5. (C) The recent killings of the President and Head of the Armed Forces of Guinea Bissau provide the best example of Brazil's approach to Africa and its limitations. Initially, Brazil joined with Portugal and neighboring countries to call for calm in the wake of the killings of the President and Army Chief and to convene a meeting of Portuguese speaking countries in Lisbon to offer assistance. As of March 10, the MRE had backed away from this idea, saying that the situation had quieted down. Because President Vieira and General Waia were political rivals, the MRE believes their deaths may ease tensions in Guinea Bissau and allow economic development to proceed. Macieira, however, contradicted this idea by saying that he believed drug traffickers had a hand in the killings (based on the sophisticated explosives used) and that Guinea Bissau was increasingly falling under the influence of criminals. Although the MRE acknowledges that Guinea Bissau faces serious political and economic challenges, Brazil lacks the resources to provide additional assistance, which may explain why Brazil is officially portraying the situation there in a relatively positive light. 

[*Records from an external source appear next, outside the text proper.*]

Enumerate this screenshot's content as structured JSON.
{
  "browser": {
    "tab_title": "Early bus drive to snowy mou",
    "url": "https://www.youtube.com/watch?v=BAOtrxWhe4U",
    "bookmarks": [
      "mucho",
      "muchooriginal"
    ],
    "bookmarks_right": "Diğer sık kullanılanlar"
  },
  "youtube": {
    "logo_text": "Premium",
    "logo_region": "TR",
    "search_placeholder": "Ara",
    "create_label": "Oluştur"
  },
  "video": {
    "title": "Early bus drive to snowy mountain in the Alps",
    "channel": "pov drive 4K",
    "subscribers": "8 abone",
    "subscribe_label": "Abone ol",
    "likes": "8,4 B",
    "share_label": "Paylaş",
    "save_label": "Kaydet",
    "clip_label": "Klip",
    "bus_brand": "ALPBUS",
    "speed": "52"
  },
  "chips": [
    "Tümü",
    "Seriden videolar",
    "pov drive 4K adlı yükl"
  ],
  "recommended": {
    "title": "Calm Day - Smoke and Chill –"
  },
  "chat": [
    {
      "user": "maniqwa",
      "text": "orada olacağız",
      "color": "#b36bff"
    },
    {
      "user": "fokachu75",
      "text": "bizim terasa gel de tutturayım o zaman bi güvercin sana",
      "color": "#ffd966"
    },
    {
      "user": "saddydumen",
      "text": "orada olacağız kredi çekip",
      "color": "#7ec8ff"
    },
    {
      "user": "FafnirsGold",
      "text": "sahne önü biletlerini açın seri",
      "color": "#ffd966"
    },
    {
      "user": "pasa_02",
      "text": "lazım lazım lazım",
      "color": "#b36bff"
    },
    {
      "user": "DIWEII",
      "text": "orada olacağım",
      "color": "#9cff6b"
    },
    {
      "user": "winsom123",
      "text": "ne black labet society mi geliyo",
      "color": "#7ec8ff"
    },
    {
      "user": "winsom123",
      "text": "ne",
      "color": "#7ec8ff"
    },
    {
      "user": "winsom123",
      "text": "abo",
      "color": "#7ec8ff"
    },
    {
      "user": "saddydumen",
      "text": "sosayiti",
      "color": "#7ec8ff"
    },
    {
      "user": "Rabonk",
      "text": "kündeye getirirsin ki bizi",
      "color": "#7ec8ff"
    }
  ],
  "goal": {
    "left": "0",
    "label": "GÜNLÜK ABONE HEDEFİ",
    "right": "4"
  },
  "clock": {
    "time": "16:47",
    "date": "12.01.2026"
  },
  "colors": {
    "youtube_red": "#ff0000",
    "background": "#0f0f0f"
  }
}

6. (C) COMMENT. It would be overly cynical to believe that Brazil is only interested in Africa as a means of bolstering its world power credentials. Certainly, engagement with Africa serves this purpose and allows a great bang for the Real under a severely limited foreign assistance budget than elsewhere. As noted in ref b, Brazil continues to place high importance on the India-Brazil-South Africa (IBAS) relationship and will make continuing this dialogue a priority. It is true, however, that Brazilian leaders, especially President Lula believe that Brazil's examples of poverty alleviation and sustainable development can apply to Africa. It is in this realm that potential for cooperation with the U.S. exists, particularly in such areas as improving public health, sustainable agriculture and expanding possibilities for ethanol production. The potential training and deployment of Mozambique peacekeepers may provide an avenue for cooperation and is an initiative the U.S. should seek to encourage within available resources. 

SOBEL